• _WHAT THE TASK REQUIRES_
Work out how many lines in the data below contain the string "Nhii", and reply with that figure alone.

• _SUPPLIED RECORDS_
- - - - - - -

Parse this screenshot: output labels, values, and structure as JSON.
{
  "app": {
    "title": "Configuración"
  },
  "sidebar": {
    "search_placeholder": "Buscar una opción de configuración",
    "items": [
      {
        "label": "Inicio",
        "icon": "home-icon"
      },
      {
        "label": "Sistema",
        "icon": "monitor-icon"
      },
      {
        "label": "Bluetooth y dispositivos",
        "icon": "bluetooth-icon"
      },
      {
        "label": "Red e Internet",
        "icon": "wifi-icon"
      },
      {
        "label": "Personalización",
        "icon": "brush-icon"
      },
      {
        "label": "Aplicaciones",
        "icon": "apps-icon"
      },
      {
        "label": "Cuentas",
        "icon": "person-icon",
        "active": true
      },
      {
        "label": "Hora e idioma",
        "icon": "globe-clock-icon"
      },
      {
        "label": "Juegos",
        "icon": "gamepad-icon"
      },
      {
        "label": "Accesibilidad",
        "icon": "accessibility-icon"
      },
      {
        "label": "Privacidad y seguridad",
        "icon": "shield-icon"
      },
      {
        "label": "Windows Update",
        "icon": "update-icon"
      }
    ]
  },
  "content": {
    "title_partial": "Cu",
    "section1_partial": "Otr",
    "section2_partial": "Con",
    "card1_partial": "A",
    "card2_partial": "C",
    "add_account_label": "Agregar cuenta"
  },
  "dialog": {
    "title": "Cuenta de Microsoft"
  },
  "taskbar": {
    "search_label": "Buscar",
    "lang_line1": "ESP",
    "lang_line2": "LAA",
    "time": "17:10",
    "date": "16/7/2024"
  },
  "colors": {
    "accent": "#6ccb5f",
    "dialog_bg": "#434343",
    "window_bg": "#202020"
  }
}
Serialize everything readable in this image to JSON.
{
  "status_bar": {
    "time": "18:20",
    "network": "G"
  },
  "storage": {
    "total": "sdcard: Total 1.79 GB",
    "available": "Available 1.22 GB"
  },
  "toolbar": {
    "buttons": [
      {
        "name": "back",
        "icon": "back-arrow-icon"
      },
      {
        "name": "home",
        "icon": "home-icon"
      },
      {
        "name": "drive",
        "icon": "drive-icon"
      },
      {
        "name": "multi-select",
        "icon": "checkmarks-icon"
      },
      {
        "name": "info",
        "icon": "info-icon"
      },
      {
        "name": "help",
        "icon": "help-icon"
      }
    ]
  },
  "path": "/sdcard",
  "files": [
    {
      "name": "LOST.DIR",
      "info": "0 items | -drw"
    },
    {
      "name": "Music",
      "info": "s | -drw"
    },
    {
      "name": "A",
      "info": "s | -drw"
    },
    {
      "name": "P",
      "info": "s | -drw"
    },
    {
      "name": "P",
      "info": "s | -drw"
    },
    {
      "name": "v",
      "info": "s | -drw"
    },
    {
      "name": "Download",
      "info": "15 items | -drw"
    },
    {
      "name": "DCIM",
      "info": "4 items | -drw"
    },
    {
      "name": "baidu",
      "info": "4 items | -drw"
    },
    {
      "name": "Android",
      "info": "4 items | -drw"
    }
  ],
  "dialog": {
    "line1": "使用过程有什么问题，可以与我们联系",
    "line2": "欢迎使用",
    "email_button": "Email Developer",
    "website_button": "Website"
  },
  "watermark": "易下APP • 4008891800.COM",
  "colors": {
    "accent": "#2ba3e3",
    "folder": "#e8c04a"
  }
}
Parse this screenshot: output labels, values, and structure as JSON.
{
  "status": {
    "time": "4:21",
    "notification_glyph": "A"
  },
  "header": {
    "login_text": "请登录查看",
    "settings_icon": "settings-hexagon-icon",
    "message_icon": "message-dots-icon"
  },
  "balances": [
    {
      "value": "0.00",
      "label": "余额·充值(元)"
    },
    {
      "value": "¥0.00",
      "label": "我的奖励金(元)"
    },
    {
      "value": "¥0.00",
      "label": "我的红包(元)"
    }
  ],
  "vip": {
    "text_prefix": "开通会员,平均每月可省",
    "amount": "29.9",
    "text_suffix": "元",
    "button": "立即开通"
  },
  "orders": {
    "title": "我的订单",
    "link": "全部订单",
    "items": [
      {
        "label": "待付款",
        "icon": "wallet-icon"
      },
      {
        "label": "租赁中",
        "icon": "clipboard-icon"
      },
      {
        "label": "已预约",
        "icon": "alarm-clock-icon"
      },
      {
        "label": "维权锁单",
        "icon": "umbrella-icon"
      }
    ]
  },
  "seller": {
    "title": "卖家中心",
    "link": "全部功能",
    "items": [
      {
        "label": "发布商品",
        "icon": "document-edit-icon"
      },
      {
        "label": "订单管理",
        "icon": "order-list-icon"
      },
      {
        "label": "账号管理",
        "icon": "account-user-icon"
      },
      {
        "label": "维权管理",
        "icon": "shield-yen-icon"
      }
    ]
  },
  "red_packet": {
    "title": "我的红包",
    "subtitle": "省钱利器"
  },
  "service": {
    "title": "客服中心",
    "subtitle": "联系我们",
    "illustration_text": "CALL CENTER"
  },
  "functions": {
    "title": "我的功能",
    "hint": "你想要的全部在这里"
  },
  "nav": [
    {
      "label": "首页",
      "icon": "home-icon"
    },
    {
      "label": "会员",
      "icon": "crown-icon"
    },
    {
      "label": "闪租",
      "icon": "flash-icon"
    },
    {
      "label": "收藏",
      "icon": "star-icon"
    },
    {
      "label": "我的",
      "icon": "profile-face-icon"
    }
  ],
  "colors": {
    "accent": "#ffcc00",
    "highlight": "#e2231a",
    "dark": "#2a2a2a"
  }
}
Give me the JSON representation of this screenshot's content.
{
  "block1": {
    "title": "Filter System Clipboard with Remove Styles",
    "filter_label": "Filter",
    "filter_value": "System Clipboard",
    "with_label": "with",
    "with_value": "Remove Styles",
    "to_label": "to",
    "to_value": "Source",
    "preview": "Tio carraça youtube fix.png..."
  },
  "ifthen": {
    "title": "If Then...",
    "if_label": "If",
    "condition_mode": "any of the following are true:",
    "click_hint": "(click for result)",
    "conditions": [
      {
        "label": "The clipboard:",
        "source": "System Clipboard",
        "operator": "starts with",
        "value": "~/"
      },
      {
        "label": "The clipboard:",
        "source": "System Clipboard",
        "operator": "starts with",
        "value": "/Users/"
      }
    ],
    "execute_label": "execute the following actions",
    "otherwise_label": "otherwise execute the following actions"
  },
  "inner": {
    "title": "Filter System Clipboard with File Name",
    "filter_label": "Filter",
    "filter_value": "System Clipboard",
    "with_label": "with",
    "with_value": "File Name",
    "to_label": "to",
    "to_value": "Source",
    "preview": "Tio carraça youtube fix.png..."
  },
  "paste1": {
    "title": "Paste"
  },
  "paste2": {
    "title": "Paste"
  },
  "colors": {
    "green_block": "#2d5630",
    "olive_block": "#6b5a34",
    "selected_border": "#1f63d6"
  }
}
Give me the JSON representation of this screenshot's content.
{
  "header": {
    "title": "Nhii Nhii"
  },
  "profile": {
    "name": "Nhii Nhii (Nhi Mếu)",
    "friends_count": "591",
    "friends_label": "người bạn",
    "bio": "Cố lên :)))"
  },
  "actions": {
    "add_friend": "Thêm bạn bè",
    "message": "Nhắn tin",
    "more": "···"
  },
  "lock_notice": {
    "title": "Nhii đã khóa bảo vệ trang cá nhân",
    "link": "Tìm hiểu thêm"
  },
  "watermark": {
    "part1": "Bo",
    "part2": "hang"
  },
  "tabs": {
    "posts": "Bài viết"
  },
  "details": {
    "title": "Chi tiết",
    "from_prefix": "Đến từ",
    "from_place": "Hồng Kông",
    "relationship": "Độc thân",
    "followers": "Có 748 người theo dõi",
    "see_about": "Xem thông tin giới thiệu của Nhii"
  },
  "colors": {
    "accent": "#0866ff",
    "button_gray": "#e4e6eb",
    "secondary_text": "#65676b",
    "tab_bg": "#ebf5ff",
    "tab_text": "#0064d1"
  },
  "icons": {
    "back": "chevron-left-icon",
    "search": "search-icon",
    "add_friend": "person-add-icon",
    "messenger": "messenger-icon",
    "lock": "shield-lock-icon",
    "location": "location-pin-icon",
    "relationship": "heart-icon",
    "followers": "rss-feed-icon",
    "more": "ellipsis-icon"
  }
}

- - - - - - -

• _REPLY TO THE TASK_
4